Microsoft Needs to Stop Saying Xbox One Is Sold Out: True or Not, It’s Not Good for Business

on December 4, 2013 7:57 PM

The Xbox One has launched almost two weeks ago, and it’s doubtlessly high in demand between gamers (and probably between non-gamers as well), but we often see the words “sold out” pop up as part of Microsoft’s marketing. One of the latest instances was yesterday, with Microsoft’s Xbox Vice President of Marketing Yusuf Mehdi going out on a limb and telling Ars Technica that the console is “sold out at retailers around the world.”

Let’s get out of the way a simple marketing fact: there’s no real efficient way for a manufacturer to know for sure when its console is fully sold out at retailers. Not all retailers report their stock back to the manufacturer, especially the stock that has been already delivered to each store. So there’s always a large chance that stores belonging to this or that retailer will still have a sizable number of units on the shelves.

The obvious result is that reports come up with units still for sale (and day one units to boot), contradicting the official marketing message. To add further fuel to the fire the moment of this writing the console is available for sale on, and has been there for several hours without running out of stock.
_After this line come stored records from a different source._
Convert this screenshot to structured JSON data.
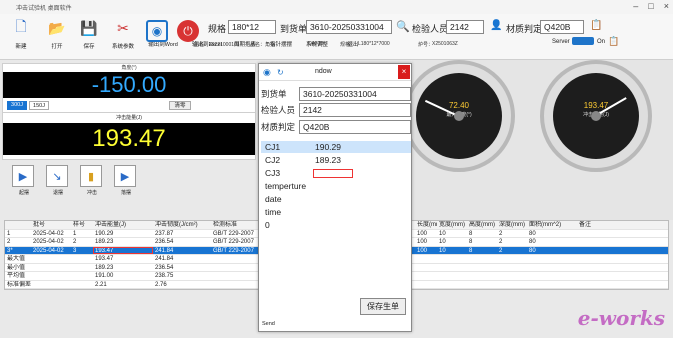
{
  "window": {
    "title": "冲击试验机 桌面软件"
  },
  "toolbar": {
    "items": [
      {
        "label": "新建",
        "icon": "new-icon",
        "glyph": "🗋"
      },
      {
        "label": "打开",
        "icon": "open-icon",
        "glyph": "📂"
      },
      {
        "label": "保存",
        "icon": "save-icon",
        "glyph": "💾"
      },
      {
        "label": "系统参数",
        "icon": "tools-icon",
        "glyph": "✂"
      },
      {
        "label": "输出到Word",
        "icon": "word-icon",
        "glyph": ""
      },
      {
        "label": "输出到Excel",
        "icon": "excel-icon",
        "glyph": ""
      },
      {
        "label": "周期抱表",
        "icon": "report-icon",
        "glyph": ""
      },
      {
        "label": "指针摆摆",
        "icon": "pointer-icon",
        "glyph": ""
      },
      {
        "label": "系统调整",
        "icon": "adjust-icon",
        "glyph": ""
      },
      {
        "label": "退出",
        "icon": "exit-icon",
        "glyph": ""
      }
    ]
  },
  "header": {
    "spec_label": "规格",
    "spec_value": "180*12",
    "order_label": "到货单",
    "order_value": "3610-20250331004",
    "inspector_label": "检验人员",
    "inspector_value": "2142",
    "material_label": "材质判定",
    "material_value": "Q420B",
    "server_label": "Server",
    "on_label": "On",
    "pinming": "品名：30221000101",
    "pinming2": "品名：角钢",
    "pinming_val": "Q420B",
    "guige": "规格：",
    "guige_val": "L180*12*7000",
    "luhao": "炉号：",
    "luhao_val": "X2501063Z"
  },
  "angle_panel": {
    "label": "角度(°)",
    "value": "-150.00",
    "btn1": "300J",
    "btn2": "150J",
    "clear": "清零"
  },
  "energy_panel": {
    "label": "冲击能量(J)",
    "value": "193.47"
  },
  "actions": [
    {
      "label": "起摆"
    },
    {
      "label": "退摆"
    },
    {
      "label": "冲击"
    },
    {
      "label": "落摆"
    }
  ],
  "gauges": [
    {
      "value": "72.40",
      "caption": "最大角度(°)",
      "needle_deg": 205
    },
    {
      "value": "193.47",
      "caption": "冲击能量(J)",
      "needle_deg": -30
    }
  ],
  "table": {
    "headers": [
      "",
      "批号",
      "样号",
      "冲击能量(J)",
      "冲击韧度(J/cm²)",
      "检测标准"
    ],
    "rows": [
      [
        "1",
        "2025-04-02",
        "1",
        "190.29",
        "237.87",
        "GB/T 229-2007"
      ],
      [
        "2",
        "2025-04-02",
        "2",
        "189.23",
        "236.54",
        "GB/T 229-2007"
      ],
      [
        "3*",
        "2025-04-02",
        "3",
        "193.47",
        "241.84",
        "GB/T 229-2007"
      ]
    ],
    "stats": [
      [
        "最大值",
        "",
        "",
        "193.47",
        "241.84",
        ""
      ],
      [
        "最小值",
        "",
        "",
        "189.23",
        "236.54",
        ""
      ],
      [
        "平均值",
        "",
        "",
        "191.00",
        "238.75",
        ""
      ],
      [
        "标准偏差",
        "",
        "",
        "2.21",
        "2.76",
        ""
      ]
    ],
    "right_headers": [
      "长度(mm)",
      "宽度(mm)",
      "高度(mm)",
      "深度(mm)",
      "面积(mm^2)",
      "备注"
    ],
    "right_rows": [
      [
        "100",
        "10",
        "8",
        "2",
        "80",
        ""
      ],
      [
        "100",
        "10",
        "8",
        "2",
        "80",
        ""
      ],
      [
        "100",
        "10",
        "8",
        "2",
        "80",
        ""
      ]
    ]
  },
  "dialog": {
    "title": "ndow",
    "order_label": "到货单",
    "order_value": "3610-20250331004",
    "inspector_label": "检验人员",
    "inspector_value": "2142",
    "material_label": "材质判定",
    "material_value": "Q420B",
    "list": [
      {
        "label": "CJ1",
        "value": "190.29"
      },
      {
        "label": "CJ2",
        "value": "189.23"
      },
      {
        "label": "CJ3",
        "value": ""
      },
      {
        "label": "temperture",
        "value": ""
      },
      {
        "label": "date",
        "value": ""
      },
      {
        "label": "time",
        "value": ""
      },
      {
        "label": "0",
        "value": ""
      }
    ],
    "save_label": "保存生单",
    "footer": "Send"
  },
  "watermark": "e-works"
}
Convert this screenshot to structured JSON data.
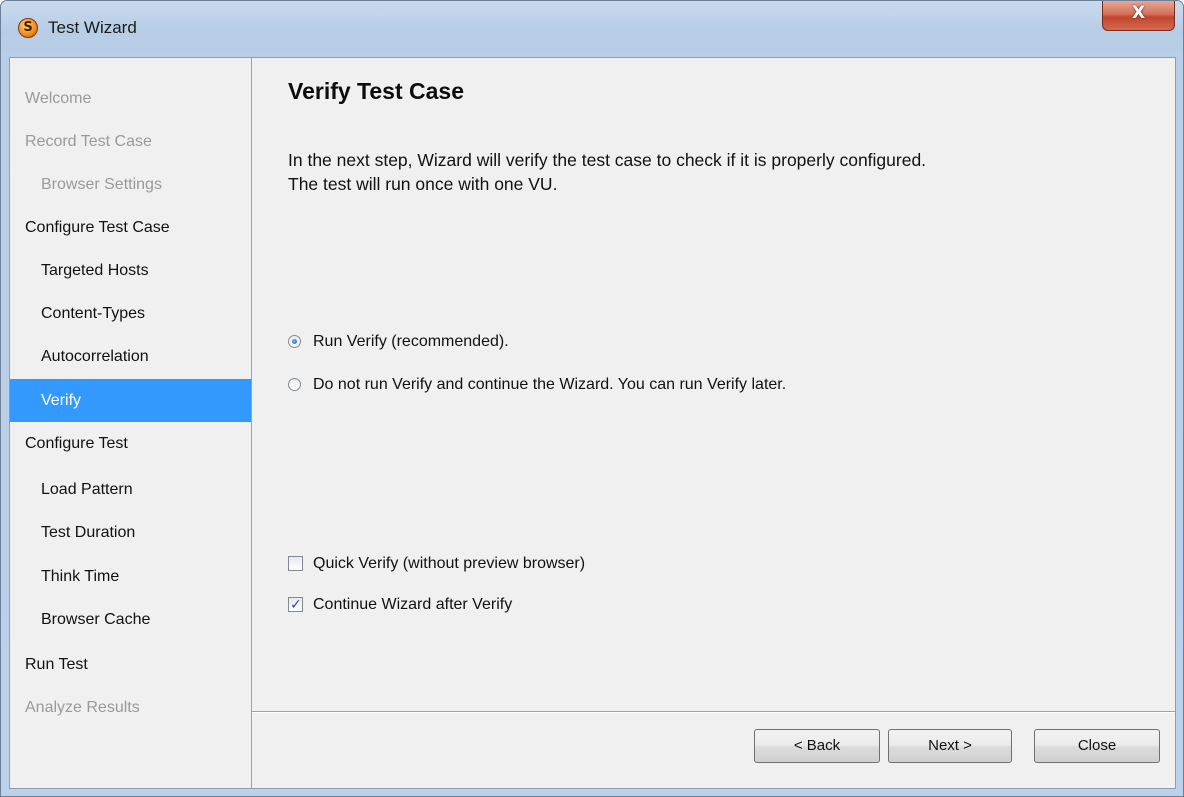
{
  "window": {
    "title": "Test Wizard",
    "app_icon_glyph": "S",
    "close_glyph": "X"
  },
  "sidebar": {
    "items": [
      {
        "label": "Welcome",
        "level": 0,
        "state": "disabled"
      },
      {
        "label": "Record Test Case",
        "level": 0,
        "state": "disabled"
      },
      {
        "label": "Browser Settings",
        "level": 1,
        "state": "disabled"
      },
      {
        "label": "Configure Test Case",
        "level": 0,
        "state": "normal"
      },
      {
        "label": "Targeted Hosts",
        "level": 1,
        "state": "normal"
      },
      {
        "label": "Content-Types",
        "level": 1,
        "state": "normal"
      },
      {
        "label": "Autocorrelation",
        "level": 1,
        "state": "normal"
      },
      {
        "label": "Verify",
        "level": 1,
        "state": "selected"
      },
      {
        "label": "Configure Test",
        "level": 0,
        "state": "normal"
      },
      {
        "label": "Load Pattern",
        "level": 1,
        "state": "normal"
      },
      {
        "label": "Test Duration",
        "level": 1,
        "state": "normal"
      },
      {
        "label": "Think Time",
        "level": 1,
        "state": "normal"
      },
      {
        "label": "Browser Cache",
        "level": 1,
        "state": "normal"
      },
      {
        "label": "Run Test",
        "level": 0,
        "state": "normal"
      },
      {
        "label": "Analyze Results",
        "level": 0,
        "state": "disabled"
      }
    ]
  },
  "main": {
    "title": "Verify Test Case",
    "description_line1": "In the next step, Wizard will verify the test case to check if it is properly configured.",
    "description_line2": "The test will run once with one VU.",
    "radio_options": [
      {
        "label": "Run Verify (recommended).",
        "checked": true
      },
      {
        "label": "Do not run Verify and continue the Wizard. You can run Verify later.",
        "checked": false
      }
    ],
    "checkboxes": [
      {
        "label": "Quick Verify (without preview browser)",
        "checked": false
      },
      {
        "label": "Continue Wizard after Verify",
        "checked": true
      }
    ]
  },
  "buttons": {
    "back": "< Back",
    "next": "Next >",
    "close": "Close"
  },
  "colors": {
    "selection": "#3399ff",
    "disabled_text": "#9a9a9a",
    "panel_bg": "#f0f0f0",
    "titlebar": "#b9cfe8",
    "close_button": "#c2452e"
  }
}
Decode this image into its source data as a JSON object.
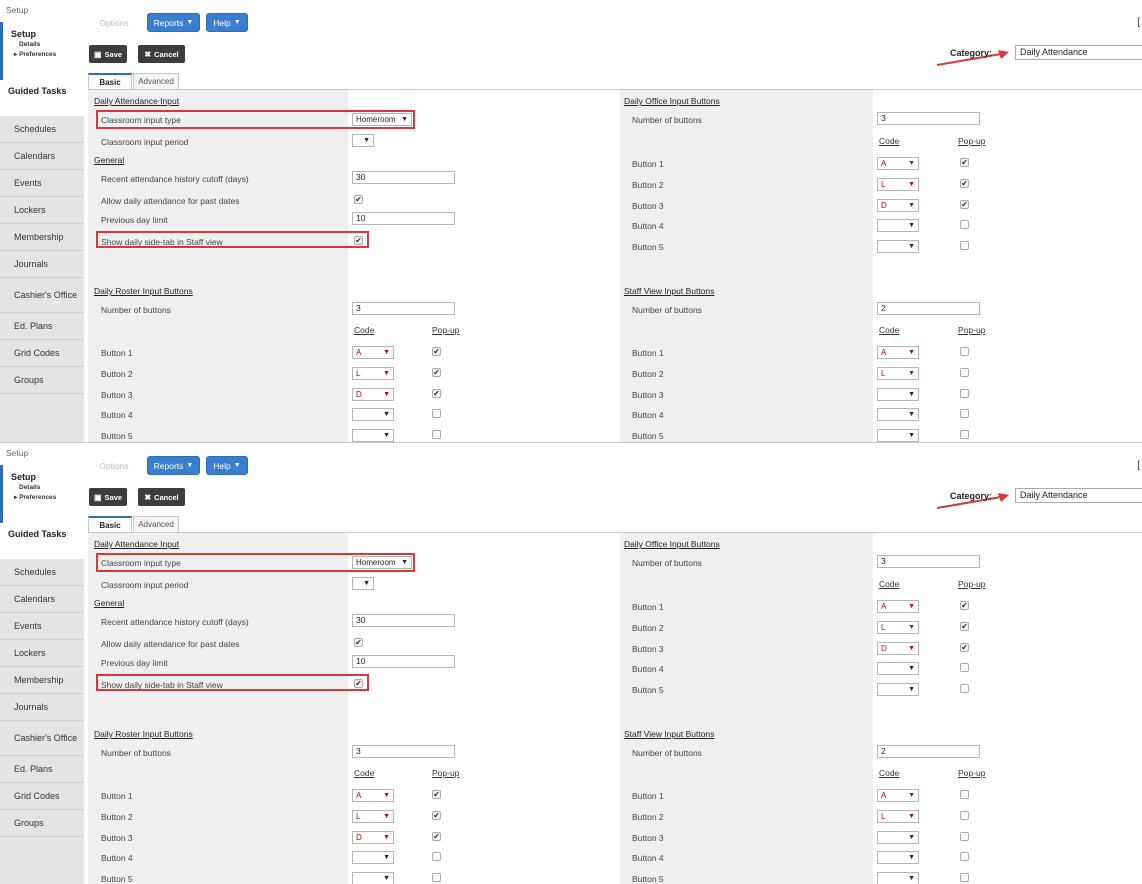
{
  "breadcrumb": "Setup",
  "sidebar": {
    "setup": {
      "title": "Setup",
      "details": "Details",
      "preferences": "▸ Preferences"
    },
    "guided": "Guided Tasks",
    "items": [
      "Schedules",
      "Calendars",
      "Events",
      "Lockers",
      "Membership",
      "Journals",
      "Cashier's Office",
      "Ed. Plans",
      "Grid Codes",
      "Groups"
    ]
  },
  "toolbar": {
    "options": "Options",
    "reports": "Reports",
    "help": "Help",
    "save": "Save",
    "cancel": "Cancel",
    "corner": "["
  },
  "category": {
    "label": "Category:",
    "value": "Daily Attendance"
  },
  "tabs": [
    "Basic",
    "Advanced"
  ],
  "left": {
    "daily_attendance_input": "Daily Attendance Input",
    "classroom_input_type": {
      "label": "Classroom input type",
      "value": "Homeroom"
    },
    "classroom_input_period": {
      "label": "Classroom input period",
      "value": ""
    },
    "general": "General",
    "history_cutoff": {
      "label": "Recent attendance history cutoff (days)",
      "value": "30"
    },
    "allow_past": {
      "label": "Allow daily attendance for past dates",
      "checked": true
    },
    "prev_day_limit": {
      "label": "Previous day limit",
      "value": "10"
    },
    "show_side_tab": {
      "label": "Show daily side-tab in Staff view",
      "checked": true
    },
    "roster": {
      "title": "Daily Roster Input Buttons",
      "num_label": "Number of buttons",
      "num_value": "3",
      "code_header": "Code",
      "popup_header": "Pop-up",
      "buttons": [
        {
          "label": "Button 1",
          "code": "A",
          "popup": true
        },
        {
          "label": "Button 2",
          "code": "L",
          "popup": true
        },
        {
          "label": "Button 3",
          "code": "D",
          "popup": true
        },
        {
          "label": "Button 4",
          "code": "",
          "popup": false
        },
        {
          "label": "Button 5",
          "code": "",
          "popup": false
        }
      ]
    }
  },
  "right": {
    "office": {
      "title": "Daily Office Input Buttons",
      "num_label": "Number of buttons",
      "num_value": "3",
      "code_header": "Code",
      "popup_header": "Pop-up",
      "buttons": [
        {
          "label": "Button 1",
          "code": "A",
          "popup": true
        },
        {
          "label": "Button 2",
          "code": "L",
          "popup": true
        },
        {
          "label": "Button 3",
          "code": "D",
          "popup": true
        },
        {
          "label": "Button 4",
          "code": "",
          "popup": false
        },
        {
          "label": "Button 5",
          "code": "",
          "popup": false
        }
      ]
    },
    "staff": {
      "title": "Staff View Input Buttons",
      "num_label": "Number of buttons",
      "num_value": "2",
      "code_header": "Code",
      "popup_header": "Pop-up",
      "buttons": [
        {
          "label": "Button 1",
          "code": "A",
          "popup": false
        },
        {
          "label": "Button 2",
          "code": "L",
          "popup": false
        },
        {
          "label": "Button 3",
          "code": "",
          "popup": false
        },
        {
          "label": "Button 4",
          "code": "",
          "popup": false
        },
        {
          "label": "Button 5",
          "code": "",
          "popup": false
        }
      ]
    }
  },
  "colors": {
    "accent": "#3a7fcf",
    "highlight": "#d9383a",
    "code_red": "#cc0000"
  },
  "icons": {
    "save": "floppy-icon",
    "cancel": "x-icon",
    "caret": "chevron-down-icon"
  }
}
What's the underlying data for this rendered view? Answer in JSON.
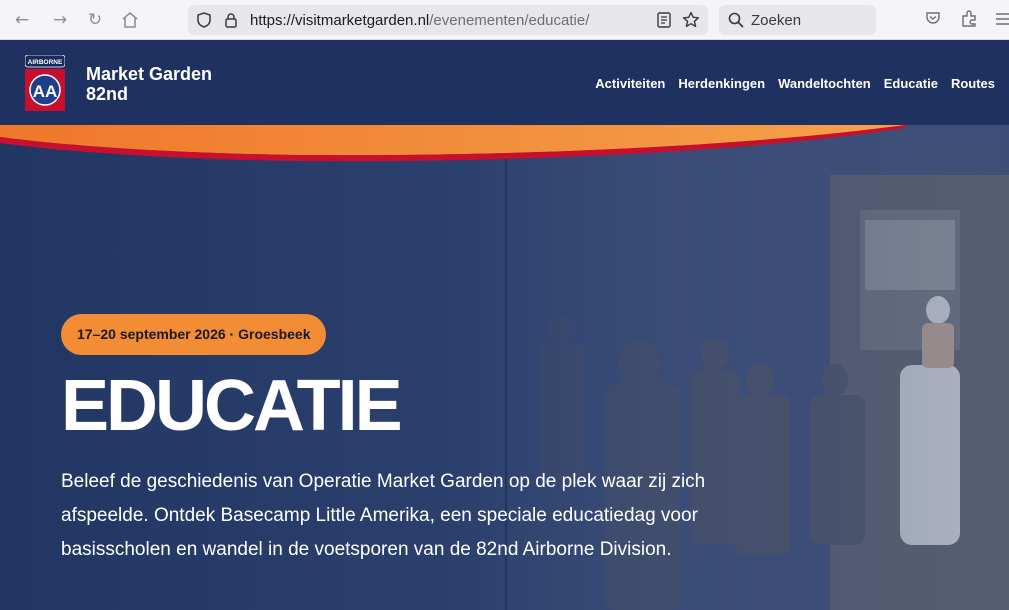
{
  "browser": {
    "url_base": "https://visitmarketgarden.nl",
    "url_path": "/evenementen/educatie/",
    "search_placeholder": "Zoeken"
  },
  "site": {
    "logo_label": "AIRBORNE",
    "logo_monogram": "AA",
    "brand_line1": "Market Garden",
    "brand_line2": "82nd",
    "nav": [
      {
        "label": "Activiteiten"
      },
      {
        "label": "Herdenkingen"
      },
      {
        "label": "Wandeltochten"
      },
      {
        "label": "Educatie"
      },
      {
        "label": "Routes"
      }
    ]
  },
  "hero": {
    "badge": "17–20 september 2026 · Groesbeek",
    "title": "EDUCATIE",
    "description": "Beleef de geschiedenis van Operatie Market Garden op de plek waar zij zich afspeelde. Ontdek Basecamp Little Amerika, een speciale educatiedag voor basisscholen en wandel in de voetsporen van de 82nd Airborne Division."
  },
  "colors": {
    "header_bg": "#1f3160",
    "accent_orange": "#f28c35",
    "accent_red": "#c8102e"
  }
}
I’m fully aware of how hard to nigh impossible it is for Microsoft (or Sony) to keep track of all the units out on the shelves or in the warehouses of retailers, and that’s exactly one of the reason why the “out of stock” words should be left out of official messaging. When customers read those words and then go to a store and find those boxes sitting on the shelves, or browse to Amazon and see that “add to cart” button lit up, it does not give a good impression.

I’m also fully aware that the bread and butter of a marketing executive is to spin the truth as much as possible in order to put the product in the best light possible, which often borders on half-truths or even veiled lies, but in this case the message isn’t even that positive or beneficial to begin with.


While I understand that Microsoft needs to convey the message that the Xbox One is in high demand, the best way to do that is simply what Sony did and what Microsoft itself did on day one (and didn’t repeat afterwards): give actual sales numbers. And no, letting us know how many bazillion zombies have been killed in Dead Rising 3 doesn’t help.

Just saying that the console is sold out does more harm than good, especially when it isn’t. Not only it gives a message contrasting with what many customers can easily and clearly see, but it can easily discourage some from actually looking for the console and purchasing it.

Let’s say I’m a kid’s father: my son asks me for a Xbox One, but I read it’s sold out (or even the much more truthful “sold out at most major retailers,” included in other, milder messages). There’s a good chance that I simply won’t bother at all and that I’ll buy my son a Wii U, which is nicely and readily available basically everywhere. That’ll save my time and my son will get a console anyway.

On the other hand, if Microsoft doesn’t tell me that the console is sold out, I’m going to get in my car and start looking around in the shops (or online), and there’s a chance that I’ll find one for my son, especially if I live in a densely populated area that received most of the deliveries.

Ultimately, there’s no indication that the Xbox One isn’t selling well. Most sources point to the fact that Microsoft actually provided more units (at least in the United States) than Sony did, which is a verypositive thing. They managed to secure more production capability and they’re leveraging it, resulting in the fact that the console is more readily available at retailers.

They should boast their ability to produce and deliver more units than their rivals, inviting customers to purchase the Xbox One while it’s available, instead of  discouraging them by telling it’s sold out or hard to find.

While “selling out” may sound cool, it means you can’t sell your product anymore, and that isn’t in any shape or form beneficial for business, especially when there are still units out there to be bought, and more are going to come soon.

 /  Executive News Editor
Hailing from sunny (not as much as people think) Italy and long standing gamer since the age of Mattel Intellivision and Sinclair ZX Spectrum. Definitely a multi-platform gamer, he still holds the old dear PC nearest to his heart, while not disregarding any console on the market. RPGs (of any nationality) and MMORPGs are his daily bread, but he enjoys almost every other genre, prominently racing simulators, action and sandbox games. He is also one of the few surviving fans of the flight simulator genre on Earth.